I have a fondness for Rohloff hubs, I’ll admit. I have one installed on our tandem recumbent, and one in the WAW. I purchased the Milan GT in November, and I’m the third owner. Apparently it started out with electric assist, I’m guessing a Bafang on the front, in place of a chain ring. Second owner converted it to a 10 speed in the rear, and two chain-rings in front, 34 tooth and 60 tooth. That’s a very big range, and to move all that chain I give up a lot, specifically gears 5 through 10 using the 34 tooth. Beyond gear 5 I’m nearly guaranteed to tangle the chain up in the derailleur.
So right now I only have 14 gears, and have this odd little shift rhythm: in the granny gear up front (I live in hilly country and climb 13% grades) I can go through gears 1-4, then roll both shifters back towards me, to simultaneously shift onto the big ring in front, and to the 36 tooth in the rear.
The Rohloff will give me 14 speeds, in precise 13% increments between gears. But the Rohloff range is much wider, and with the Rohloff the gear selection is indexed inside the hub, so no more messing with shifters trying to get the derailleur indexing correctly. Just some simple cable tensioners if you need to adjust, but I rarely have to adjust them once set.
For me one of the biggest benefits of the Rohloff is being able to shift gears standing still or moving. A slight back off of pedaling force just at the shift makes things simpler, and I’ve already trained myself while riding the WAW. Here’s a video I made that shows a panic stop of sorts; I was flying around the corner about 40 mph, and there’s a slow moving vehicle right in the road! No time to change gears, but with the Rohloff I just shifted when things were calmer…https://vimeo.com/164433986

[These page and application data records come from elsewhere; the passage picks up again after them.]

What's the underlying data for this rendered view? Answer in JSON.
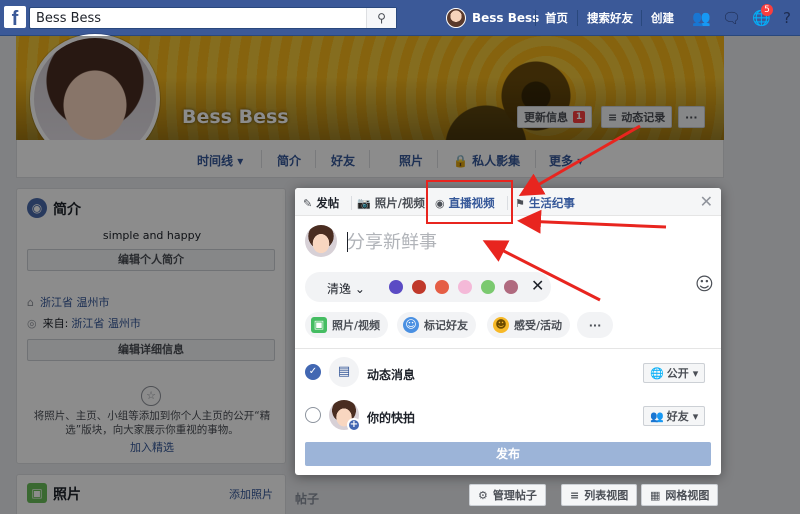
{
  "colors": {
    "brand": "#3b5998",
    "link": "#365899",
    "annotation": "#e8251f",
    "notif": "#fa3e3e"
  },
  "topbar": {
    "logo": "f",
    "search_value": "Bess Bess",
    "user_name": "Bess Bess",
    "links": [
      "首页",
      "搜索好友",
      "创建"
    ],
    "notification_count": "5"
  },
  "profile": {
    "name": "Bess Bess",
    "update_info_label": "更新信息",
    "update_info_count": "1",
    "activity_log_label": "动态记录",
    "more_dots": "···",
    "nav": [
      "时间线",
      "简介",
      "好友",
      "照片",
      "私人影集",
      "更多"
    ]
  },
  "intro": {
    "title": "简介",
    "bio": "simple and happy",
    "edit_bio": "编辑个人简介",
    "lives_in": "浙江省 温州市",
    "from_label": "来自:",
    "from_value": "浙江省 温州市",
    "edit_details": "编辑详细信息",
    "featured_text": "将照片、主页、小组等添加到你个人主页的公开“精选”版块，向大家展示你重视的事物。",
    "featured_link": "加入精选"
  },
  "photos_card": {
    "title": "照片",
    "add_link": "添加照片"
  },
  "composer": {
    "tabs": [
      "发帖",
      "照片/视频",
      "直播视频",
      "生活纪事"
    ],
    "placeholder": "分享新鲜事",
    "background_select": "清逸",
    "swatches": [
      "#5b4bc4",
      "#c0392b",
      "#e55e45",
      "#f4b9d8",
      "#7bc96f",
      "#b06a7f"
    ],
    "actions": [
      "照片/视频",
      "标记好友",
      "感受/活动",
      "···"
    ],
    "options": [
      {
        "label": "动态消息",
        "privacy": "公开",
        "checked": true
      },
      {
        "label": "你的快拍",
        "privacy": "好友",
        "checked": false
      }
    ],
    "post_label": "发布"
  },
  "bottom": {
    "posts_label": "帖子",
    "manage_posts": "管理帖子",
    "list_view": "列表视图",
    "grid_view": "网格视图"
  }
}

And naturally one of the reasons I have always been attracted to the Milan is the ability to add the Rohloff. The rear wheel is attached to the velomobile at both ends of the axle and uses a quick release skewer, like most bicycles. (There are quite a few velomobile designs that use a one-sided mounting bolt for the rear wheel.)
The wheel attaches onto the hanger brackets situated at the end of a large U shaped metal piece, the chainstay. The lower end of the shock absorbers also bolt on to the chainstay. The front end of the chainstay is held in place on some vinyl bushings, and the bushings are on a bracket bolted through the floor.
Unfortunately the torque arm anchor point (or called something like that) is not on this yellow arm, so I had to remove the chainstay from the velomobile, and weld on an appropriate piece.
I have been trying to get this maintenance sling figured out so it works more gracefully, but for now, just accept that I have the Milan upside down in a sling, and that it was easy to get it there 🙂
This is a much easier way to work on a lot of the things in a velomobile. I use that yellow rolling seat and wear a good headlamp! This was the best way to remove the chainstay. The photo below shows the Rohloff hub set in the drop-outs. Directly above the drop-out on this side is the torque arm for the hub. You have to keep that from rotating for the hub to function! So I needed to weld an arm onto the yellow chainstay, and I have a shoulder bolt that will work perfectly as the anchor point.
You can change where this torque arm faces, and I felt that it should point straight up as seen here, this will be simplest to line up when putting the rear wheel into the velomobile. It’s a very narrow space to get a wheel and your hand in there!
I looked around in my scrap metal bin and found a suitable piece of flat stock that was very thick and sturdy. Then I ground down the paint in the affected area on the chainstay, and welded my brace on (and very glad that I took my welder in for repairs back when I didn’t need it 😉 ) Cleaned up and painted, and ready to go back into the velomobile.
Now I needed to install the shifter and selector box. On derailleur systems the derailleur and associated cable run to the right side of the rear wheel. The Rohloff selector box and cables run to the left side of the wheel. I cut the cables for the rear derailleur and removed the twist index rear shifter, and put a new Rohloff shifter onto the tiller.
Installed new cables and cable housings for the Rohloff (had to review the videos on Youtube again). Everything seemed fine and ready to move forward.
But here’s where I ran into the glitch; the thickness of the drop-outs, the width of the hub, and the limits of the standard chain tensioner mounting bolt meant I couldn’t get the drive cog and tensioner lined up correctly. Rohloff uses a chain tensioner that takes up slack in the chain as well as keeping tension, and is absolutely necessary if you have multiple chain rings in the front. The tensioner comes with spacer washers, so you can line things up well, at least typically you can. Unfortunately I need a special longer mounting bolt, so I’m stuck waiting for the longer bolt to arrive (and I’ll install a new tensioner, this one is used and the idler wheels are pretty tired.)
So since I was stuck at this point waiting for parts, I decided to put the derailleur system BACK in, and run new cable and housing, so I could continue to ride while waiting.
However, when you install cables for a Rohloff shifter, they really mash down the ends of the cable, so it is very difficult to remove and then re-use those cables. So I decided to leave the Rohloff shifter installed, move it in toward the center of the tiller handle as far as it could, and then installed the derailleur shifter outboard of that!